### Stored items from a collection:

»»

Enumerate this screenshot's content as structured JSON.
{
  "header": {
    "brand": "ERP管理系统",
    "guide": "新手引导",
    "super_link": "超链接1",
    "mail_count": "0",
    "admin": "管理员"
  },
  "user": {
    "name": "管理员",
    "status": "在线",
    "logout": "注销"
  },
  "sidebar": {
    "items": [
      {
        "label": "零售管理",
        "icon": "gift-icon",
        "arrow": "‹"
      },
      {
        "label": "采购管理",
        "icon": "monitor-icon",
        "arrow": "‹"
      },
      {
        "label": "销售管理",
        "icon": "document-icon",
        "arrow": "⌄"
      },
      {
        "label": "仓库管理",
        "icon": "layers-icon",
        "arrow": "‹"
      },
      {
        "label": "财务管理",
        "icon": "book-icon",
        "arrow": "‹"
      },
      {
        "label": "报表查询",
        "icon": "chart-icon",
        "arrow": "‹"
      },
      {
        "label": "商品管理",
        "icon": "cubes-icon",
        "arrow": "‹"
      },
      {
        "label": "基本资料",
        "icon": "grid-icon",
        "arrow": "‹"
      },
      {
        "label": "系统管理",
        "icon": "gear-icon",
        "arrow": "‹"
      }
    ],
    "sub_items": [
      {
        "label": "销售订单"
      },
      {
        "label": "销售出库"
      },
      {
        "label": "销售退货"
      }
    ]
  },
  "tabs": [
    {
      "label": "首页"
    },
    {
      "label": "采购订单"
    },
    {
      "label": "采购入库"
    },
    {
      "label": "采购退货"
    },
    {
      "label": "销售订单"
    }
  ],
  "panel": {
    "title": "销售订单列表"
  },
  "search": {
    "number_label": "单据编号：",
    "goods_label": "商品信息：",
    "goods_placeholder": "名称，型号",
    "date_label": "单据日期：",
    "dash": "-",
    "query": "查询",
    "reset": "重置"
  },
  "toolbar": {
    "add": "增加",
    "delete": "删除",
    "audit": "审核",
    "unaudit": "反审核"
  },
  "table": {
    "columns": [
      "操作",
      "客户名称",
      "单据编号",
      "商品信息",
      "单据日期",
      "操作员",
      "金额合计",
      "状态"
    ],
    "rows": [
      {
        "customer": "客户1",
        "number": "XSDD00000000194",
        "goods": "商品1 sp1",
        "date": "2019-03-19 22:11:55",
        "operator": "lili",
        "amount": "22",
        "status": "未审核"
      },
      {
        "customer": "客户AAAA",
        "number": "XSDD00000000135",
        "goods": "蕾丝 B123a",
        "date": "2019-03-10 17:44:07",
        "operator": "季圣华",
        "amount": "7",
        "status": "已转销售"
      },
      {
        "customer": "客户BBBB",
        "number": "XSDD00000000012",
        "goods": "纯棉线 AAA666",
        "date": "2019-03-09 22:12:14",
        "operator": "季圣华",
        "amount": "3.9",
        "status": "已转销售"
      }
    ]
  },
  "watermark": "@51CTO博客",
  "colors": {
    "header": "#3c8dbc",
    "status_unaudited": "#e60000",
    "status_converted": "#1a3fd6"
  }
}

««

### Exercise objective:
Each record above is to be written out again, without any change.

### Output below:
Enumerate this screenshot's content as structured JSON.
{
  "header": {
    "brand": "ERP管理系统",
    "guide": "新手引导",
    "super_link": "超链接1",
    "mail_count": "0",
    "admin": "管理员"
  },
  "user": {
    "name": "管理员",
    "status": "在线",
    "logout": "注销"
  },
  "sidebar": {
    "items": [
      {
        "label": "零售管理",
        "icon": "gift-icon",
        "arrow": "‹"
      },
      {
        "label": "采购管理",
        "icon": "monitor-icon",
        "arrow": "‹"
      },
      {
        "label": "销售管理",
        "icon": "document-icon",
        "arrow": "⌄"
      },
      {
        "label": "仓库管理",
        "icon": "layers-icon",
        "arrow": "‹"
      },
      {
        "label": "财务管理",
        "icon": "book-icon",
        "arrow": "‹"
      },
      {
        "label": "报表查询",
        "icon": "chart-icon",
        "arrow": "‹"
      },
      {
        "label": "商品管理",
        "icon": "cubes-icon",
        "arrow": "‹"
      },
      {
        "label": "基本资料",
        "icon": "grid-icon",
        "arrow": "‹"
      },
      {
        "label": "系统管理",
        "icon": "gear-icon",
        "arrow": "‹"
      }
    ],
    "sub_items": [
      {
        "label": "销售订单"
      },
      {
        "label": "销售出库"
      },
      {
        "label": "销售退货"
      }
    ]
  },
  "tabs": [
    {
      "label": "首页"
    },
    {
      "label": "采购订单"
    },
    {
      "label": "采购入库"
    },
    {
      "label": "采购退货"
    },
    {
      "label": "销售订单"
    }
  ],
  "panel": {
    "title": "销售订单列表"
  },
  "search": {
    "number_label": "单据编号：",
    "goods_label": "商品信息：",
    "goods_placeholder": "名称，型号",
    "date_label": "单据日期：",
    "dash": "-",
    "query": "查询",
    "reset": "重置"
  },
  "toolbar": {
    "add": "增加",
    "delete": "删除",
    "audit": "审核",
    "unaudit": "反审核"
  },
  "table": {
    "columns": [
      "操作",
      "客户名称",
      "单据编号",
      "商品信息",
      "单据日期",
      "操作员",
      "金额合计",
      "状态"
    ],
    "rows": [
      {
        "customer": "客户1",
        "number": "XSDD00000000194",
        "goods": "商品1 sp1",
        "date": "2019-03-19 22:11:55",
        "operator": "lili",
        "amount": "22",
        "status": "未审核"
      },
      {
        "customer": "客户AAAA",
        "number": "XSDD00000000135",
        "goods": "蕾丝 B123a",
        "date": "2019-03-10 17:44:07",
        "operator": "季圣华",
        "amount": "7",
        "status": "已转销售"
      },
      {
        "customer": "客户BBBB",
        "number": "XSDD00000000012",
        "goods": "纯棉线 AAA666",
        "date": "2019-03-09 22:12:14",
        "operator": "季圣华",
        "amount": "3.9",
        "status": "已转销售"
      }
    ]
  },
  "watermark": "@51CTO博客",
  "colors": {
    "header": "#3c8dbc",
    "status_unaudited": "#e60000",
    "status_converted": "#1a3fd6"
  }
}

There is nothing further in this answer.